**DATA FOR PROCESSING**
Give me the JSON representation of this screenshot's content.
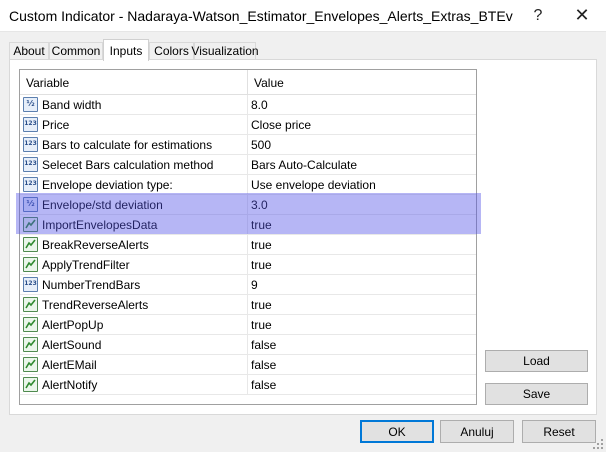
{
  "window": {
    "title": "Custom Indicator - Nadaraya-Watson_Estimator_Envelopes_Alerts_Extras_BTEv",
    "help_glyph": "?",
    "close_glyph": "✕"
  },
  "tabs": [
    {
      "label": "About",
      "active": false
    },
    {
      "label": "Common",
      "active": false
    },
    {
      "label": "Inputs",
      "active": true
    },
    {
      "label": "Colors",
      "active": false
    },
    {
      "label": "Visualization",
      "active": false
    }
  ],
  "grid": {
    "headers": {
      "variable": "Variable",
      "value": "Value"
    },
    "rows": [
      {
        "icon": "fraction-icon",
        "variable": "Band width",
        "value": "8.0"
      },
      {
        "icon": "integer-icon",
        "variable": "Price",
        "value": "Close price"
      },
      {
        "icon": "integer-icon",
        "variable": "Bars to calculate for estimations",
        "value": "500"
      },
      {
        "icon": "integer-icon",
        "variable": "Selecet Bars calculation method",
        "value": "Bars Auto-Calculate"
      },
      {
        "icon": "integer-icon",
        "variable": "Envelope deviation type:",
        "value": "Use envelope deviation"
      },
      {
        "icon": "fraction-icon",
        "variable": "Envelope/std deviation",
        "value": "3.0",
        "selected": true
      },
      {
        "icon": "boolean-icon",
        "variable": "ImportEnvelopesData",
        "value": "true",
        "selected": true
      },
      {
        "icon": "boolean-icon",
        "variable": "BreakReverseAlerts",
        "value": "true"
      },
      {
        "icon": "boolean-icon",
        "variable": "ApplyTrendFilter",
        "value": "true"
      },
      {
        "icon": "integer-icon",
        "variable": "NumberTrendBars",
        "value": "9"
      },
      {
        "icon": "boolean-icon",
        "variable": "TrendReverseAlerts",
        "value": "true"
      },
      {
        "icon": "boolean-icon",
        "variable": "AlertPopUp",
        "value": "true"
      },
      {
        "icon": "boolean-icon",
        "variable": "AlertSound",
        "value": "false"
      },
      {
        "icon": "boolean-icon",
        "variable": "AlertEMail",
        "value": "false"
      },
      {
        "icon": "boolean-icon",
        "variable": "AlertNotify",
        "value": "false"
      }
    ]
  },
  "side_buttons": {
    "load": "Load",
    "save": "Save"
  },
  "bottom_buttons": {
    "ok": "OK",
    "cancel": "Anuluj",
    "reset": "Reset"
  },
  "colors": {
    "selection": "#5050e6",
    "accent": "#0078d7"
  }
}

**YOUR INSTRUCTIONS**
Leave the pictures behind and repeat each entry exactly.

**YOUR RESPONSE**
Give me the JSON representation of this screenshot's content.
{
  "window": {
    "title": "Custom Indicator - Nadaraya-Watson_Estimator_Envelopes_Alerts_Extras_BTEv",
    "help_glyph": "?",
    "close_glyph": "✕"
  },
  "tabs": [
    {
      "label": "About",
      "active": false
    },
    {
      "label": "Common",
      "active": false
    },
    {
      "label": "Inputs",
      "active": true
    },
    {
      "label": "Colors",
      "active": false
    },
    {
      "label": "Visualization",
      "active": false
    }
  ],
  "grid": {
    "headers": {
      "variable": "Variable",
      "value": "Value"
    },
    "rows": [
      {
        "icon": "fraction-icon",
        "variable": "Band width",
        "value": "8.0"
      },
      {
        "icon": "integer-icon",
        "variable": "Price",
        "value": "Close price"
      },
      {
        "icon": "integer-icon",
        "variable": "Bars to calculate for estimations",
        "value": "500"
      },
      {
        "icon": "integer-icon",
        "variable": "Selecet Bars calculation method",
        "value": "Bars Auto-Calculate"
      },
      {
        "icon": "integer-icon",
        "variable": "Envelope deviation type:",
        "value": "Use envelope deviation"
      },
      {
        "icon": "fraction-icon",
        "variable": "Envelope/std deviation",
        "value": "3.0",
        "selected": true
      },
      {
        "icon": "boolean-icon",
        "variable": "ImportEnvelopesData",
        "value": "true",
        "selected": true
      },
      {
        "icon": "boolean-icon",
        "variable": "BreakReverseAlerts",
        "value": "true"
      },
      {
        "icon": "boolean-icon",
        "variable": "ApplyTrendFilter",
        "value": "true"
      },
      {
        "icon": "integer-icon",
        "variable": "NumberTrendBars",
        "value": "9"
      },
      {
        "icon": "boolean-icon",
        "variable": "TrendReverseAlerts",
        "value": "true"
      },
      {
        "icon": "boolean-icon",
        "variable": "AlertPopUp",
        "value": "true"
      },
      {
        "icon": "boolean-icon",
        "variable": "AlertSound",
        "value": "false"
      },
      {
        "icon": "boolean-icon",
        "variable": "AlertEMail",
        "value": "false"
      },
      {
        "icon": "boolean-icon",
        "variable": "AlertNotify",
        "value": "false"
      }
    ]
  },
  "side_buttons": {
    "load": "Load",
    "save": "Save"
  },
  "bottom_buttons": {
    "ok": "OK",
    "cancel": "Anuluj",
    "reset": "Reset"
  },
  "colors": {
    "selection": "#5050e6",
    "accent": "#0078d7"
  }
}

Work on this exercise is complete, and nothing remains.